Its job was to establish a system for trading bandwidth. To help create liquidity in the market, Enron is building a fiber-optic network that connects with other companies' systems. With that network in place, customers will be able to trade capacity and ultimately buy and sell bandwidth in chunks that are measured in hours or days instead of the now-typical years, Skilling says. While the amount of bandwidth traded in the six months the system has been running is tiny, Enron predicts the unit could contribute $1 billion a year in operating profits within four years. Analysts are more cautious. "I would question whether it will take off as quickly as they're predicting," says analyst Rolf De Vegt of telecom consultancy Renaissance Strategy Inc.

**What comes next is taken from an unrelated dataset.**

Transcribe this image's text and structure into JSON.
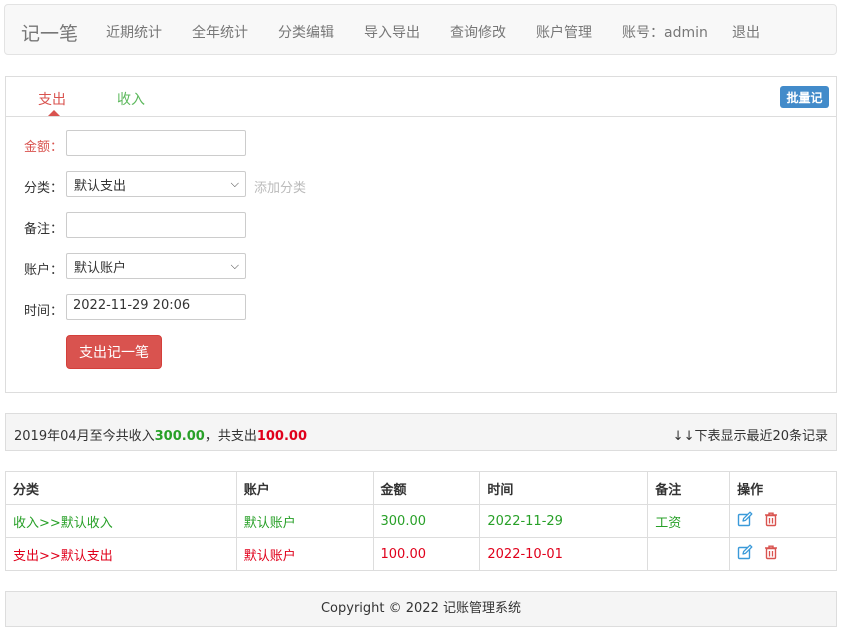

Whoever's right, the risk is remarkably small. Sure, Enron wouldn't see those fabulous profits. But the effort will cost Enron $1.3 billion this year and next--a pittance compared with, say, the $8 billion AT&T will spend on infrastructure this year. And if Enron can't create a market for trading capacity, its network should still be worth plenty. "We haven't seen any [investments in bandwidth infrastructure] that have proven to be a waste of money," says analyst Richard G. Klugman of Donaldson, Lufkin and Jenrette Inc.

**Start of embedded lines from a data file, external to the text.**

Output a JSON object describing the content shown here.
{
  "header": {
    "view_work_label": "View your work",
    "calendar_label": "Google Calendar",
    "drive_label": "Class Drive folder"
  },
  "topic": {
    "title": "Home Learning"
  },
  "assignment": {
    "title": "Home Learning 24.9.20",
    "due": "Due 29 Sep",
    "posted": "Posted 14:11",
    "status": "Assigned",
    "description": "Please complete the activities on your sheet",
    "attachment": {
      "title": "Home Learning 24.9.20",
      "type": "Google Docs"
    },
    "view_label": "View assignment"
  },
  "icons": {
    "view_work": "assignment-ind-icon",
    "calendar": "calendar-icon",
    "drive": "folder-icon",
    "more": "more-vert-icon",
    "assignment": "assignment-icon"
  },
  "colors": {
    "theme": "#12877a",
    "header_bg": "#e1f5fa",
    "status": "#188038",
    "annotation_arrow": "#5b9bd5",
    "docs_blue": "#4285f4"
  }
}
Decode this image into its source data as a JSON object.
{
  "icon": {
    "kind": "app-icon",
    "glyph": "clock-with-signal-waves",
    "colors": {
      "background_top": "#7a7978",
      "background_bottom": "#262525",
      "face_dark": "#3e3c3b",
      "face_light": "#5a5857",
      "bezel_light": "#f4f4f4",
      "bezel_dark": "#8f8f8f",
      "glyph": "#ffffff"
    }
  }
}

In fact, Enron already is using its network in a separate Web initiative. The company has signed more than 60 deals to deliver video for content providers such as Austin (Tex.)'s Road-Show.com, which uses Enron's network to deliver financial presentations. Before turning to Enron, Road-Show tried to create its own network to stream video, but couldn't get the quality it wanted. "It was a nightmare--and too expensive," says Trey Fecteau, Road-Show's president.

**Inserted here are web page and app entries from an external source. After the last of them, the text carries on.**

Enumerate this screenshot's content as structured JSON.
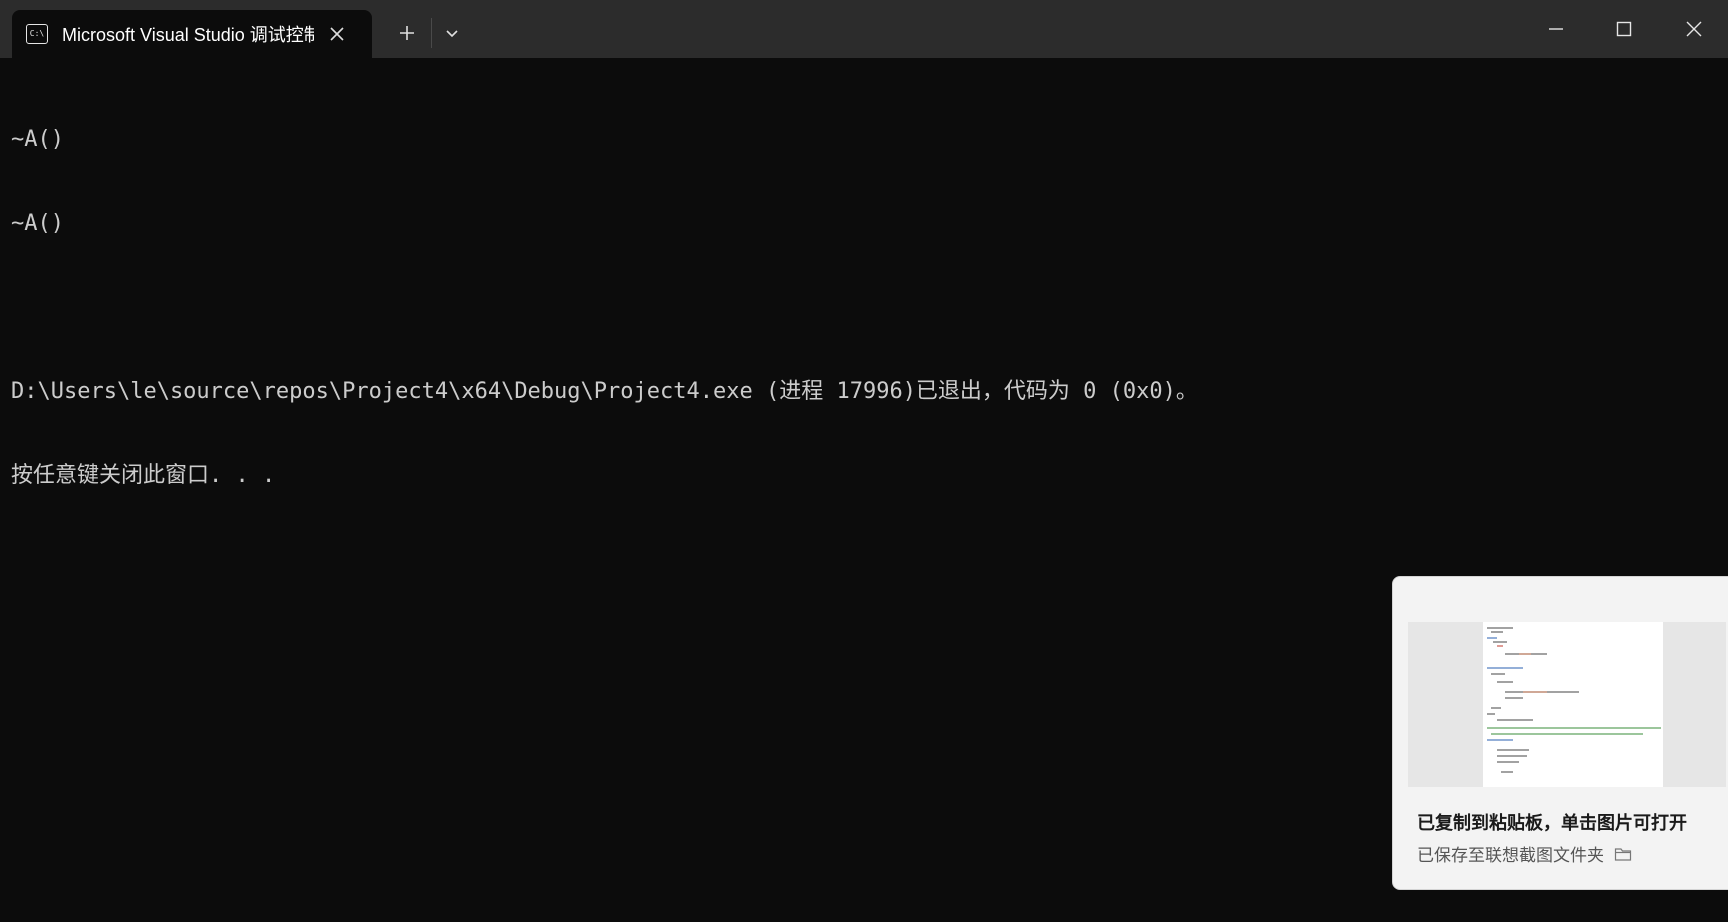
{
  "window": {
    "tab_title": "Microsoft Visual Studio 调试控制台",
    "tab_icon_text": "C:\\",
    "colors": {
      "titlebar": "#2c2c2c",
      "terminal_bg": "#0c0c0c",
      "terminal_fg": "#cccccc",
      "toast_bg": "#f3f3f3"
    }
  },
  "terminal": {
    "lines": [
      "~A()",
      "~A()",
      "",
      "D:\\Users\\le\\source\\repos\\Project4\\x64\\Debug\\Project4.exe (进程 17996)已退出，代码为 0 (0x0)。",
      "按任意键关闭此窗口. . ."
    ]
  },
  "toast": {
    "title": "已复制到粘贴板，单击图片可打开",
    "subtitle": "已保存至联想截图文件夹"
  }
}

With so much profit at stake, Enron won't have the online trading market to itself. Energy rivals such as Williams Cos., based in Tulsa, and Dynegy Inc. in Houston, are teaming up to challenge Enron in online trading. And Kansas City's Aquila Energy Corp., the nation's second-largest power marketer, has joined with five other energy partners to build an alternative online electric- and gas-trading network. Both groups say their exist yet.
Some of the problems are more mundane. Battery life is an area that has shown very little improvement in recent years, and no breakthroughs are on the horizon. That's a problem for the Handy21, which needs more power than conventional technology can supply. To cope, the Oxygen team has come up with a new processor designed to save power. It will use only as much power as a particular task requires, then go into hibernation when not in use. The chip, called Raw, is in its final design stages, andors, expecting the Net to fuel Enron's profit growth, have pushed the company's shares up 55% this year, to $67. Earnings this year should jump 12%, to nearly $1.1 billion, while revenues should grow to some $55 billion from $40 billion last year, says analyst Zach G. Wagner of brokerage Edward Jones.
To ensure that Enron doesn't run out of steam, Skilling is adjusting the open culture that allowed the online-trading project to develop undetected. The company now rewards risk-taking by employees, as measured by their peers. And Enron is incorporating innovation into its new headquarters, to be opened next summer. Top executives will abandon their 50th floor digs for 7th floor offices that open onto the trading room, putting them closer to the action.
Even foes acknowledge that Enron's flexible culture and track record for innovation should serve it well. "Enron has a history of being quick on its feet and redefining a solution to match the problem," says James Q. Crowe, chief executive of Broomfield (Colo.)'s Level 3 Communications Inc., a telecom carrier that both sells to and competes with Enron. In the tumultuous world of e-commerce, that might be Enron's most valuable asset of all.
For a Q&A with Skilling, go to ebiz.businessweek.com